_EXERCISE DETAILS_. The copy you return must match the listing word for word and carry no pictures.

_DATASET RECORDS_.
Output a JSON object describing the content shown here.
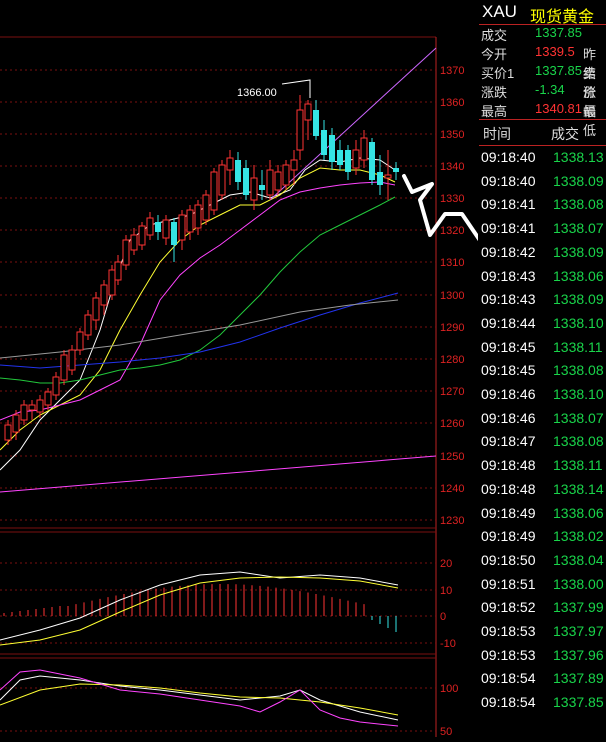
{
  "header": {
    "symbol": "XAU",
    "name": "现货黄金"
  },
  "quote": {
    "rows": [
      {
        "label": "成交",
        "value": "1337.85",
        "color": "#19d44a",
        "label2": ""
      },
      {
        "label": "今开",
        "value": "1339.5",
        "color": "#ff3333",
        "label2": "昨结"
      },
      {
        "label": "买价1",
        "value": "1337.85",
        "color": "#19d44a",
        "label2": "卖价"
      },
      {
        "label": "涨跌",
        "value": "-1.34",
        "color": "#19d44a",
        "label2": "涨幅"
      },
      {
        "label": "最高",
        "value": "1340.81",
        "color": "#ff3333",
        "label2": "最低"
      }
    ]
  },
  "ticks": {
    "header_time": "时间",
    "header_price": "成交",
    "rows": [
      {
        "time": "09:18:40",
        "price": "1338.13"
      },
      {
        "time": "09:18:40",
        "price": "1338.09"
      },
      {
        "time": "09:18:41",
        "price": "1338.08"
      },
      {
        "time": "09:18:41",
        "price": "1338.07"
      },
      {
        "time": "09:18:42",
        "price": "1338.09"
      },
      {
        "time": "09:18:43",
        "price": "1338.06"
      },
      {
        "time": "09:18:43",
        "price": "1338.09"
      },
      {
        "time": "09:18:44",
        "price": "1338.10"
      },
      {
        "time": "09:18:45",
        "price": "1338.11"
      },
      {
        "time": "09:18:45",
        "price": "1338.08"
      },
      {
        "time": "09:18:46",
        "price": "1338.10"
      },
      {
        "time": "09:18:46",
        "price": "1338.07"
      },
      {
        "time": "09:18:47",
        "price": "1338.08"
      },
      {
        "time": "09:18:48",
        "price": "1338.11"
      },
      {
        "time": "09:18:48",
        "price": "1338.14"
      },
      {
        "time": "09:18:49",
        "price": "1338.06"
      },
      {
        "time": "09:18:49",
        "price": "1338.02"
      },
      {
        "time": "09:18:50",
        "price": "1338.04"
      },
      {
        "time": "09:18:51",
        "price": "1338.00"
      },
      {
        "time": "09:18:52",
        "price": "1337.99"
      },
      {
        "time": "09:18:53",
        "price": "1337.97"
      },
      {
        "time": "09:18:53",
        "price": "1337.96"
      },
      {
        "time": "09:18:54",
        "price": "1337.89"
      },
      {
        "time": "09:18:54",
        "price": "1337.85"
      }
    ]
  },
  "chart": {
    "price_axis": [
      "1370",
      "1360",
      "1350",
      "1340",
      "1330",
      "1320",
      "1310",
      "1300",
      "1290",
      "1280",
      "1270",
      "1260",
      "1250",
      "1240",
      "1230"
    ],
    "high_label": "1366.00",
    "macd_axis": [
      "20",
      "10",
      "0",
      "-10"
    ],
    "kdj_axis": [
      "100",
      "50"
    ],
    "colors": {
      "up": "#ff3333",
      "down": "#35e4e4",
      "grid": "#7a1010",
      "text": "#d22"
    }
  }
}
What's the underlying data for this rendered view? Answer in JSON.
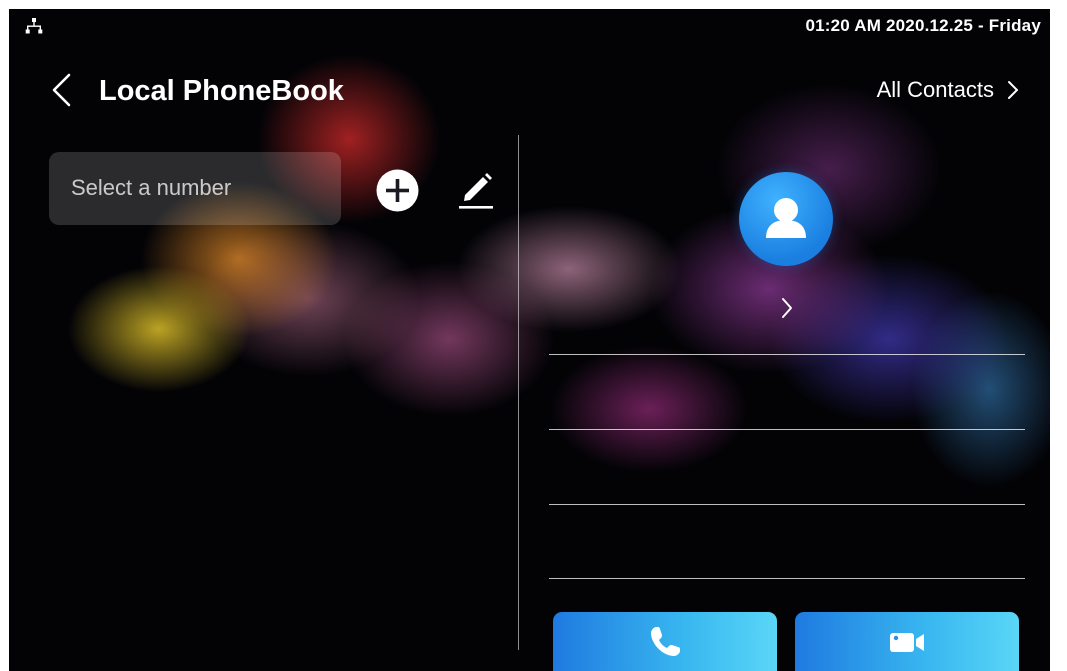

_EXERCISE RESULT_.
Output a JSON object describing the content shown here.
{
  "header": {
    "symbol": "XAU",
    "name": "现货黄金"
  },
  "quote": {
    "rows": [
      {
        "label": "成交",
        "value": "1337.85",
        "color": "#19d44a",
        "label2": ""
      },
      {
        "label": "今开",
        "value": "1339.5",
        "color": "#ff3333",
        "label2": "昨结"
      },
      {
        "label": "买价1",
        "value": "1337.85",
        "color": "#19d44a",
        "label2": "卖价"
      },
      {
        "label": "涨跌",
        "value": "-1.34",
        "color": "#19d44a",
        "label2": "涨幅"
      },
      {
        "label": "最高",
        "value": "1340.81",
        "color": "#ff3333",
        "label2": "最低"
      }
    ]
  },
  "ticks": {
    "header_time": "时间",
    "header_price": "成交",
    "rows": [
      {
        "time": "09:18:40",
        "price": "1338.13"
      },
      {
        "time": "09:18:40",
        "price": "1338.09"
      },
      {
        "time": "09:18:41",
        "price": "1338.08"
      },
      {
        "time": "09:18:41",
        "price": "1338.07"
      },
      {
        "time": "09:18:42",
        "price": "1338.09"
      },
      {
        "time": "09:18:43",
        "price": "1338.06"
      },
      {
        "time": "09:18:43",
        "price": "1338.09"
      },
      {
        "time": "09:18:44",
        "price": "1338.10"
      },
      {
        "time": "09:18:45",
        "price": "1338.11"
      },
      {
        "time": "09:18:45",
        "price": "1338.08"
      },
      {
        "time": "09:18:46",
        "price": "1338.10"
      },
      {
        "time": "09:18:46",
        "price": "1338.07"
      },
      {
        "time": "09:18:47",
        "price": "1338.08"
      },
      {
        "time": "09:18:48",
        "price": "1338.11"
      },
      {
        "time": "09:18:48",
        "price": "1338.14"
      },
      {
        "time": "09:18:49",
        "price": "1338.06"
      },
      {
        "time": "09:18:49",
        "price": "1338.02"
      },
      {
        "time": "09:18:50",
        "price": "1338.04"
      },
      {
        "time": "09:18:51",
        "price": "1338.00"
      },
      {
        "time": "09:18:52",
        "price": "1337.99"
      },
      {
        "time": "09:18:53",
        "price": "1337.97"
      },
      {
        "time": "09:18:53",
        "price": "1337.96"
      },
      {
        "time": "09:18:54",
        "price": "1337.89"
      },
      {
        "time": "09:18:54",
        "price": "1337.85"
      }
    ]
  },
  "chart": {
    "price_axis": [
      "1370",
      "1360",
      "1350",
      "1340",
      "1330",
      "1320",
      "1310",
      "1300",
      "1290",
      "1280",
      "1270",
      "1260",
      "1250",
      "1240",
      "1230"
    ],
    "high_label": "1366.00",
    "macd_axis": [
      "20",
      "10",
      "0",
      "-10"
    ],
    "kdj_axis": [
      "100",
      "50"
    ],
    "colors": {
      "up": "#ff3333",
      "down": "#35e4e4",
      "grid": "#7a1010",
      "text": "#d22"
    }
  }
}
What's the underlying data for this rendered view? Answer in JSON.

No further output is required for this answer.